BEGIN Records to process
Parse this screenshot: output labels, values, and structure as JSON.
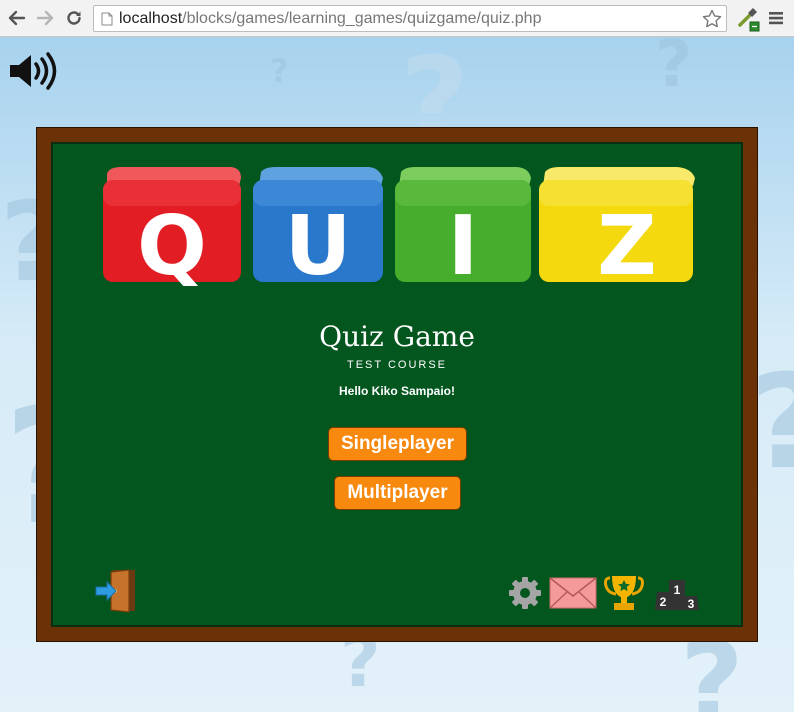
{
  "browser": {
    "url_host": "localhost",
    "url_path": "/blocks/games/learning_games/quizgame/quiz.php",
    "back_icon": "arrow-left-icon",
    "forward_icon": "arrow-right-icon",
    "reload_icon": "reload-icon",
    "page_icon": "document-icon",
    "star_icon": "star-icon",
    "extension_icon": "eyedropper-icon",
    "menu_icon": "hamburger-menu-icon"
  },
  "sound_icon": "speaker-icon",
  "board": {
    "logo_letters": [
      "Q",
      "U",
      "I",
      "Z"
    ],
    "logo_colors": [
      "#e21d24",
      "#2a78cc",
      "#47ad2c",
      "#f3d90e"
    ],
    "title": "Quiz Game",
    "course": "TEST COURSE",
    "greeting": "Hello Kiko Sampaio!",
    "buttons": {
      "singleplayer": "Singleplayer",
      "multiplayer": "Multiplayer"
    },
    "footer_icons": [
      "exit-door-icon",
      "settings-gear-icon",
      "mail-envelope-icon",
      "trophy-icon",
      "podium-ranking-icon"
    ],
    "podium_numbers": [
      "2",
      "1",
      "3"
    ]
  },
  "colors": {
    "board_frame": "#6b3208",
    "board_green": "#04561f",
    "button_orange": "#f7890f"
  }
}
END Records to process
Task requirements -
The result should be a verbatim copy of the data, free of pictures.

The answer -
Parse this screenshot: output labels, values, and structure as JSON.
{
  "browser": {
    "url_host": "localhost",
    "url_path": "/blocks/games/learning_games/quizgame/quiz.php",
    "back_icon": "arrow-left-icon",
    "forward_icon": "arrow-right-icon",
    "reload_icon": "reload-icon",
    "page_icon": "document-icon",
    "star_icon": "star-icon",
    "extension_icon": "eyedropper-icon",
    "menu_icon": "hamburger-menu-icon"
  },
  "sound_icon": "speaker-icon",
  "board": {
    "logo_letters": [
      "Q",
      "U",
      "I",
      "Z"
    ],
    "logo_colors": [
      "#e21d24",
      "#2a78cc",
      "#47ad2c",
      "#f3d90e"
    ],
    "title": "Quiz Game",
    "course": "TEST COURSE",
    "greeting": "Hello Kiko Sampaio!",
    "buttons": {
      "singleplayer": "Singleplayer",
      "multiplayer": "Multiplayer"
    },
    "footer_icons": [
      "exit-door-icon",
      "settings-gear-icon",
      "mail-envelope-icon",
      "trophy-icon",
      "podium-ranking-icon"
    ],
    "podium_numbers": [
      "2",
      "1",
      "3"
    ]
  },
  "colors": {
    "board_frame": "#6b3208",
    "board_green": "#04561f",
    "button_orange": "#f7890f"
  }
}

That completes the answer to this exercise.